08 November 2016
Housing minister casts doubt over higher value levy date
The levy is meant to fund the building of homes to replace those sold through the extension of Right to Buy to housing association tenants. The Government was widely expected to implement the policy from April next year but detailed regulations required to implement the measure have not been published. A Department for Communities and Local Government civil servant also admitted last week that the Right to Buy extension has been delayed by the Brexit referendum vote.
Speaking at a Communities and Local Government committee session this afternoon, Mr Barwell said the government has not made any decisions about when councils will be expected to make the payment but details of the “controversial policy” would require “quite a notice period” before being introduced.
He said: “We haven’t taken a decision on timing yet but we have a statutory duty to consult councils before making any determination setting out the payment that would be required and the regulations require affirmative procedure in the House so there’s clearly quite a big process that we have to go through before we could start making charges.”
Mr Betts pressed the housing minister whether councils will be expected to find any of the high value asset levy in their budgets for 2017/18.
Mr Barwell said: “In terms of the process we have to go through, consulting and taking affirmative regulations through the House, you can see there would be quite a notice period before we could start making those charges.”

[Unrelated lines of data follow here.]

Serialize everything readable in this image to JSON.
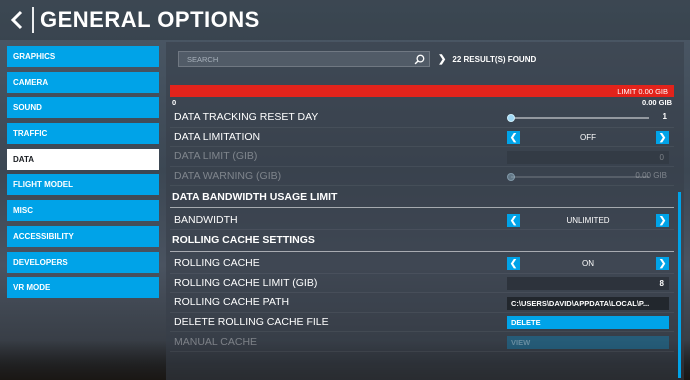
{
  "header": {
    "title": "GENERAL OPTIONS"
  },
  "sidebar": {
    "items": [
      {
        "label": "GRAPHICS",
        "active": false
      },
      {
        "label": "CAMERA",
        "active": false
      },
      {
        "label": "SOUND",
        "active": false
      },
      {
        "label": "TRAFFIC",
        "active": false
      },
      {
        "label": "DATA",
        "active": true
      },
      {
        "label": "FLIGHT MODEL",
        "active": false
      },
      {
        "label": "MISC",
        "active": false
      },
      {
        "label": "ACCESSIBILITY",
        "active": false
      },
      {
        "label": "DEVELOPERS",
        "active": false
      },
      {
        "label": "VR MODE",
        "active": false
      }
    ]
  },
  "search": {
    "placeholder": "SEARCH",
    "value": "",
    "results": "22 RESULT(S) FOUND"
  },
  "usage": {
    "limit_label": "LIMIT 0.00 GIB",
    "min_label": "0",
    "max_label": "0.00 GIB",
    "fill_fraction": 1.0
  },
  "data_rows": {
    "tracking_reset": {
      "label": "DATA TRACKING RESET DAY",
      "value": "1",
      "level": 0.0
    },
    "limitation": {
      "label": "DATA LIMITATION",
      "value": "OFF"
    },
    "data_limit": {
      "label": "DATA LIMIT (GIB)",
      "value": "0"
    },
    "data_warning": {
      "label": "DATA WARNING (GIB)",
      "value": "0.00 GIB",
      "level": 0.0
    }
  },
  "bandwidth_section": {
    "title": "DATA BANDWIDTH USAGE LIMIT",
    "bandwidth": {
      "label": "BANDWIDTH",
      "value": "UNLIMITED"
    }
  },
  "cache_section": {
    "title": "ROLLING CACHE SETTINGS",
    "rolling_cache": {
      "label": "ROLLING CACHE",
      "value": "ON"
    },
    "cache_limit": {
      "label": "ROLLING CACHE LIMIT (GIB)",
      "value": "8"
    },
    "cache_path": {
      "label": "ROLLING CACHE PATH",
      "value": "C:\\USERS\\DAVID\\APPDATA\\LOCAL\\P..."
    },
    "delete_cache": {
      "label": "DELETE ROLLING CACHE FILE",
      "button": "DELETE"
    },
    "manual_cache": {
      "label": "MANUAL CACHE",
      "button": "VIEW"
    }
  },
  "icons": {
    "back": "chevron-left-icon",
    "search": "search-icon",
    "prev": "chevron-left-icon",
    "next": "chevron-right-icon"
  },
  "colors": {
    "accent": "#00a3e8",
    "danger": "#e3231b",
    "active_bg": "#ffffff"
  }
}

Clive Betts, chair of the CLG committee, said most councils are setting their budgets for next year and “haven’t got any idea what figure is going to be placed on them to estimate the high value assets”.
Sajid Javid, communities secretary, said the government is “clearly very much aware that councils will need to know what the burdens are on them and that is something we don’t want to surprise any councils with”.

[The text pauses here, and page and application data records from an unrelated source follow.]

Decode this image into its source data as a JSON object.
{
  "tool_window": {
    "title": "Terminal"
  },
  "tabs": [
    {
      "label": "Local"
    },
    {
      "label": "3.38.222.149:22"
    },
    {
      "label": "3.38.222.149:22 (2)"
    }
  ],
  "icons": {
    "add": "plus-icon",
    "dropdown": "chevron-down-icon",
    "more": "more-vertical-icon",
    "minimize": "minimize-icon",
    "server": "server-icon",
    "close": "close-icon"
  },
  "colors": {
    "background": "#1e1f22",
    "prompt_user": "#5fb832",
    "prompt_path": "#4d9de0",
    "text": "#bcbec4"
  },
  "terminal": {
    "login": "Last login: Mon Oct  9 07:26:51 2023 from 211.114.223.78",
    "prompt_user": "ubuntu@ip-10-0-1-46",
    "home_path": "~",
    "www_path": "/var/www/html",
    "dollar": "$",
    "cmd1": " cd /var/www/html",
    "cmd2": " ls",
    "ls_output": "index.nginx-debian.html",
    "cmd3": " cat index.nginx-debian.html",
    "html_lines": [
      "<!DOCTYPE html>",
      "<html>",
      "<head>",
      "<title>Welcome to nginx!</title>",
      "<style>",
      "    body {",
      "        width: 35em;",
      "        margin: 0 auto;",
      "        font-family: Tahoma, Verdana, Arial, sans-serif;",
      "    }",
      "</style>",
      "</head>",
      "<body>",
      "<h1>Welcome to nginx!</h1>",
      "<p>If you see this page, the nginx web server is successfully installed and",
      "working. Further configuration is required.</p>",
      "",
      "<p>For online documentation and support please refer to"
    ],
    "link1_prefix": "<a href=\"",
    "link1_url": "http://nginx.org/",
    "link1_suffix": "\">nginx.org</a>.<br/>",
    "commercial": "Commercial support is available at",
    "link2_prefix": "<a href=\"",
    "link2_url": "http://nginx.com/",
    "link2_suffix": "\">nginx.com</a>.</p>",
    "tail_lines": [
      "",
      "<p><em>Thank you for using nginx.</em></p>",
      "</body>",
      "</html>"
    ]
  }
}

He added: “We want to give them fair notice what that will be. And as we progress and have more details we will share them.”
Mr Betts asked if the payment would be required at the beginning of a financial year. Mr Barwell said the Government wanted to make sure it is a “smooth process”.
He added he is “very aware” the legislation that went through the House was “quite controversial” and it will require time to allow people to comment on the detail of the regulations when they are published and give councils “plenty of time” to implement the policy.
The Housing and Planning Act, which received Royal Assent in May, gives the secretary of state the power to levy a charge on councils, based on estimates of higher value vacant stock.